After a complaint is filed, the next step is for the plaintiff to affect service of the complaint on the defendant(s). If the party is an individual, service is easy. Service of a corporate entity can be slightly more complex. Illinois allows for service of a corporate entity on the corporation’s office or registered agent. A plaintiff should visit the Illinois Secretary of State website to obtain the addresses for the corporate entity (and registered agents).
What Happens at a Small Claims Court Trial
At a trial in front of a judge, the court determines the facts of the case after listening to the evidence provided by both the plaintiff and defendant. The judge will also listen to any testimony from any witnesses and examine any exhibits (documents and photographs) provided by the parties. The court will hear evidence from the plaintiff first. The defendant puts on its side of the case once the plaintiff has finished. It is imperative that you speak slowly and clearly for the judge to be able to understand your side of the case. It is normal for all people to be nervous when speaking in public (let alone in front of a judge) so it may be helpful to practice talking about your case in front of another person (spouse, friend, neighbor).
Who can be a plaintiff in small claims court?
Small claims court can be used by any resident of Illinois or Illinois corporation (both as a plaintiff or a defendant). If someone is under eighteen, the court may appoint a guardian to act on behalf of the minor. If a corporation sues in small claims court, they will need to be represented by an attorney. If a defendant is a corporate entity, only certain officers or members of the corporation are allowed to represent it.
Does a St. Clair County Small Claims Court Jury or Judge?

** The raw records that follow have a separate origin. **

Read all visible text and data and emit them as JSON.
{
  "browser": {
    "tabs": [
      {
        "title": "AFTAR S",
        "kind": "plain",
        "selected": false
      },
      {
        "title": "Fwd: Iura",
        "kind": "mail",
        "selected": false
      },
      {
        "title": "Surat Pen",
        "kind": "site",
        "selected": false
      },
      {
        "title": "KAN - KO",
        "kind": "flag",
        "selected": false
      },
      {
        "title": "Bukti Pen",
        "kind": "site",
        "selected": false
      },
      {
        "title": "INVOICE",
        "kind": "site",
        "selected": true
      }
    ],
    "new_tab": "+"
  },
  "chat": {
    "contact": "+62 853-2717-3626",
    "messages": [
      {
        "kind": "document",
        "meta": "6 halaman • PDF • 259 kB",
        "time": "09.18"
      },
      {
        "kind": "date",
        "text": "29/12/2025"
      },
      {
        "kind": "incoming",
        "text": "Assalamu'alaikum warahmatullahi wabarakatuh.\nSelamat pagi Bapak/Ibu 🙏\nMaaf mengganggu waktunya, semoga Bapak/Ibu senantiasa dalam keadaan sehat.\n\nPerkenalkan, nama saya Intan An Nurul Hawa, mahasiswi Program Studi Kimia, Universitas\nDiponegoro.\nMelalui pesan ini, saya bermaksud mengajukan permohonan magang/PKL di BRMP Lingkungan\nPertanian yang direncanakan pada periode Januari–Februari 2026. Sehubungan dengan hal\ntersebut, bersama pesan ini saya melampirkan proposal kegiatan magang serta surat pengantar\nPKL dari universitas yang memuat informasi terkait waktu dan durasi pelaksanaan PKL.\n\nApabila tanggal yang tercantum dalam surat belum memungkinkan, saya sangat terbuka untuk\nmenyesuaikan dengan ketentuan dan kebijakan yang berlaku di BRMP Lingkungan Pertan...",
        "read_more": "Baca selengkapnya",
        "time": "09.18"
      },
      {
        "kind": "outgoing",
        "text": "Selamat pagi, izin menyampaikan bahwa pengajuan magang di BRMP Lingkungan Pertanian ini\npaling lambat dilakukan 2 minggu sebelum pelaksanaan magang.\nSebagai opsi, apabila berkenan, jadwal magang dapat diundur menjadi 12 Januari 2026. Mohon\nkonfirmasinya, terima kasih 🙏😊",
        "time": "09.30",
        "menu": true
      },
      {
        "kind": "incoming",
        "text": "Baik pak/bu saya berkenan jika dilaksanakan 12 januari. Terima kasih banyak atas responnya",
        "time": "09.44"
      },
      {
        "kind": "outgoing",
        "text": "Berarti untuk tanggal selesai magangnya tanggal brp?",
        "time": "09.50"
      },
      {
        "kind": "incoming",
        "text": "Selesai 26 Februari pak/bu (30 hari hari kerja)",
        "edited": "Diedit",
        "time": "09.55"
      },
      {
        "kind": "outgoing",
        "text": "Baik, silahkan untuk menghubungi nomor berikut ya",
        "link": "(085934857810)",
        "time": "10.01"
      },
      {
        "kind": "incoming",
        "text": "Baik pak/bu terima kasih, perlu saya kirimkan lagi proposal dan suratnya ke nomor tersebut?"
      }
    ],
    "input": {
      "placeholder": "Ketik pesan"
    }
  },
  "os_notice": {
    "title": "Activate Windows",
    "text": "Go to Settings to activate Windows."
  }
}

In St. Clair County, a small claims trial may be in front of a jury or a judge. It is highly recommended that a party consult with an attorney before asking for a jury trial. Jury trials (in front of six or twelve people) are much more complex than a bench trial (trial in front of a judge) and require more preparation. Requesting a jury trial also has additional costs for the party making the request.
What happens after the Small Claims Court Trial?
If the court finds for the plaintiff, the court is able to issue a judgment which awards monetary damages to the plaintiff. Illinois law requires that either party wishing to appeal the judgment in small claims court needs to be filed the appeal within thirty days of the date the judgment is entered by the court.
Filing a Small Claims Case in St. Clair County Court
Illinois law requires a small claims court case to be filed in the county where one of the defendants live or in the county where the incident or transaction involved in the case occurred. For example, if the case involved property damage, the case could be filed in the county where the property is located.